Brine pickles, like these Pickled Carrots, are among the easiest fermented foods for beginners to make. Bright in flavor, owing to the inclusion of both thyme and jalapeño, these carrots make a nice starter and pack well in sack lunches or for picnics.
Thyme and Jalapeño Pickled Carrots
- 1 jalapeño
- 8 fresh thyme sprigs
- 4 garlic cloves peeled and halved lengthwise
- 1 teaspoon whole black peppercorns
- 4 medium carrots cut into 3-inch-long, ¼-inch-thick sticks
- 2 cups water
- 1 tablespoon finely ground real salt
- Place the whole jalapeño, thyme, garlic, and peppercorns into a clean 1-quart mason jar. Put the carrot sticks in on top of the herbs and spices, packing them in tightly. Leave ½ to ¾ inch of headroom at the top of the jar.
- Prepare the brine: Warm ¼ cup of the water, add the salt, and stir until dissolved.
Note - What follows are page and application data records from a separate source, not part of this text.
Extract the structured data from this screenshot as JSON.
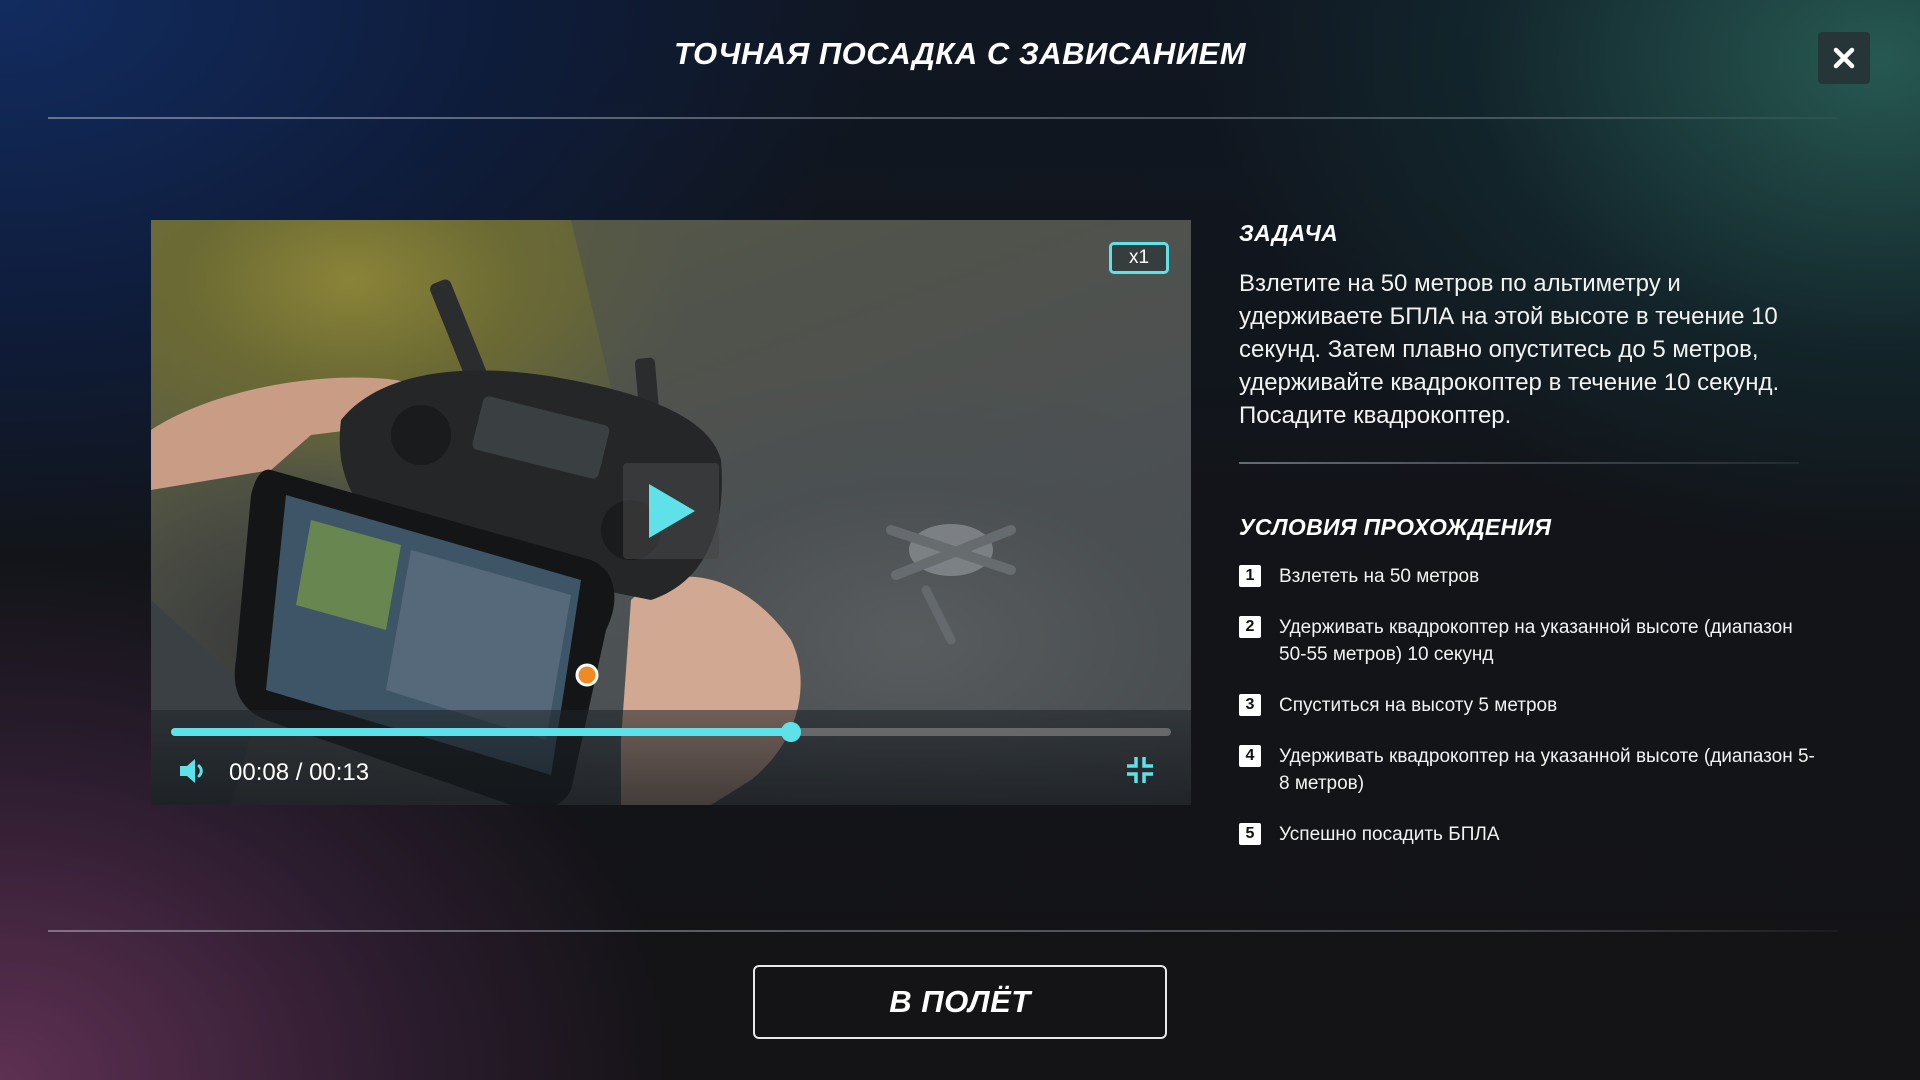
{
  "header": {
    "title": "ТОЧНАЯ ПОСАДКА С ЗАВИСАНИЕМ",
    "close_icon": "close-icon"
  },
  "video": {
    "speed_label": "x1",
    "time_label": "00:08 / 00:13",
    "progress": 0.62,
    "play_icon": "play-icon",
    "volume_icon": "volume-icon",
    "fullscreen_icon": "exit-fullscreen-icon",
    "accent_color": "#5fe1ea"
  },
  "task": {
    "heading": "ЗАДАЧА",
    "text": "Взлетите на 50 метров по альтиметру и удерживаете БПЛА на этой высоте в течение 10 секунд. Затем плавно опуститесь до 5 метров, удерживайте квадрокоптер в течение 10 секунд. Посадите квадрокоптер."
  },
  "conditions": {
    "heading": "УСЛОВИЯ ПРОХОЖДЕНИЯ",
    "items": [
      {
        "num": "1",
        "text": "Взлететь на 50 метров"
      },
      {
        "num": "2",
        "text": "Удерживать квадрокоптер на указанной высоте (диапазон 50-55 метров) 10 секунд"
      },
      {
        "num": "3",
        "text": "Спуститься на высоту 5 метров"
      },
      {
        "num": "4",
        "text": "Удерживать квадрокоптер на указанной высоте (диапазон 5-8 метров)"
      },
      {
        "num": "5",
        "text": "Успешно посадить БПЛА"
      }
    ]
  },
  "footer": {
    "cta_label": "В ПОЛЁТ"
  }
}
Stir that salty water into the rest of the water.
- Pour enough brine over the carrots to cover them by ¼ inch. (You should have enough brine, but make more if you need to.) Put the lid on the jar and set aside to ferment at room temperature. I leave my fermenting carrots on the kitchen counter by the sink to make the next step easier.
- As the fermentation progresses, gas will form inside the jar. Without actually taking the lid off, loosen the lid of the jar to release the pressure. I do this over the sink, as sometimes the jar contents will bubble up and some of the brine can leak out. Leave the lid loosened until the bubbles stop, then tighten the lid back down and let the jar ferment for another day. Do this daily for the first week.
- At the end of the week, remove the lid completely to make sure the brine still covers the carrots by ¼ inch; any carrots exposed to air may mold. Add more brine as needed and tighten the lid back on the jar.
- Now set the carrots aside in a cool, dark spot to ferment for 4 weeks. Check them every week to make sure there is still sufficient brine covering the carrots and to release any pressure. It is common for a powdery-looking film, called kahm yeast, to form on the surface of the brine. You may also see spots of mold, which will usually form in a thicker layer and may look hairy or textured. The brine itself may also grow cloudy, which is normal. As long as the mold growth is on the surface of the ferment and hasn’t penetrated the vegetables themselves, you can simply use a clean spoon to scrape off the mold and as much of the yeast as you can, and it’s perfectly safe to continue to ferment or to eat the vegetables.
- Begin to taste the carrots after 4 weeks. They should be sour, spicy, and a little smoky tasting (that comes from the thyme!). They should still be crunchy, but not as much as a raw carrot. If they still seem raw, or you want them softer, they have not fermented long enough; replace the lid and give them another 1 to 3 weeks. The speed of fermentation will vary depending on the ambient temperature. They will ferment faster in warmer temperatures and slower in cooler temperatures.
- When you like the taste, store the carrots in the refrigerator, where they will keep for 6 months. Once they are refrigerated, the carrots do not have to be submerged beneath the brine; the cold will keep them from spoiling.
Easy Fermented Veggies You Can Make at Home
Fermented foods, like these pickled carrots, are wonderfully easy to make, and they’re remarkably rich in beneficial bacteria that help to support the immune system, and build a healthy gut.
You can find all of our fermented vegetable recipes here, but below you’ll find some of our favorites.
Sour Pickles are an easy to make and are seasoned with garlic, dill and pickling spice for a classic flavor.
Hot Pink Garlic Jalapeño Sauerkraut is a favorite ferment with its vivid hot pink color and sharp bite of spice and garlic.
Pickled Jalapeños don’t take much effort at all, but keep in the fridge for a year or longer.
Fermented Okra is super easy to make, especially in the early fall when okra’s plentiful.